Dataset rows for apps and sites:
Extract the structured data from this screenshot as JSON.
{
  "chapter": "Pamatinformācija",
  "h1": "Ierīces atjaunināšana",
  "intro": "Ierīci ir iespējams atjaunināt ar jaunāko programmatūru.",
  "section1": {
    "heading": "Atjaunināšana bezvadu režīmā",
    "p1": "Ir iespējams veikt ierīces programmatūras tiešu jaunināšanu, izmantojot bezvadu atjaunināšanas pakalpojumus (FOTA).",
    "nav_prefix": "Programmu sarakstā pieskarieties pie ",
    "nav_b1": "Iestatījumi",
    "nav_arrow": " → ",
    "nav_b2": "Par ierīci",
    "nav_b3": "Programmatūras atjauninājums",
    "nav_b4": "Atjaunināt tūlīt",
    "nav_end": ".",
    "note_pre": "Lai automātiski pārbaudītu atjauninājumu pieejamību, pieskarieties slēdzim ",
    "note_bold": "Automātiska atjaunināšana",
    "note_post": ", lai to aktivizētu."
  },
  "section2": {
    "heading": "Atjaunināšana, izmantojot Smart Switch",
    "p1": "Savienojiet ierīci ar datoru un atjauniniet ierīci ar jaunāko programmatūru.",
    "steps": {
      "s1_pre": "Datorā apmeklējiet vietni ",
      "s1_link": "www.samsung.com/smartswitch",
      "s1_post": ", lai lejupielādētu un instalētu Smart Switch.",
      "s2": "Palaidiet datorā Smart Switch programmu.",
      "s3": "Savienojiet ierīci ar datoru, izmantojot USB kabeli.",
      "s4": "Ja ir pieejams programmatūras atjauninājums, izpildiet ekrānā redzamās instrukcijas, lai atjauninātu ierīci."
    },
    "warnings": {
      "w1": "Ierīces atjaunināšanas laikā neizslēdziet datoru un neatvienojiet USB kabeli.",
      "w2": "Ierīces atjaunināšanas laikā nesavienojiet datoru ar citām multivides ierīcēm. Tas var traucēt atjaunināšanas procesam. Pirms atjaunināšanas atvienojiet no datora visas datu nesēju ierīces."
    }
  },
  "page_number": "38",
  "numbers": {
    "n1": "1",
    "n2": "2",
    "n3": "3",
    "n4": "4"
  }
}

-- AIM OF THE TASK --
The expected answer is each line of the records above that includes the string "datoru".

-- ANSWER SECTION --
    "p1": "Savienojiet ierīci ar datoru un atjauniniet ierīci ar jaunāko programmatūru.",
      "s3": "Savienojiet ierīci ar datoru, izmantojot USB kabeli.",
      "w1": "Ierīces atjaunināšanas laikā neizslēdziet datoru un neatvienojiet USB kabeli.",
      "w2": "Ierīces atjaunināšanas laikā nesavienojiet datoru ar citām multivides ierīcēm. Tas var traucēt atjaunināšanas procesam. Pirms atjaunināšanas atvienojiet no datora visas datu nesēju ierīces."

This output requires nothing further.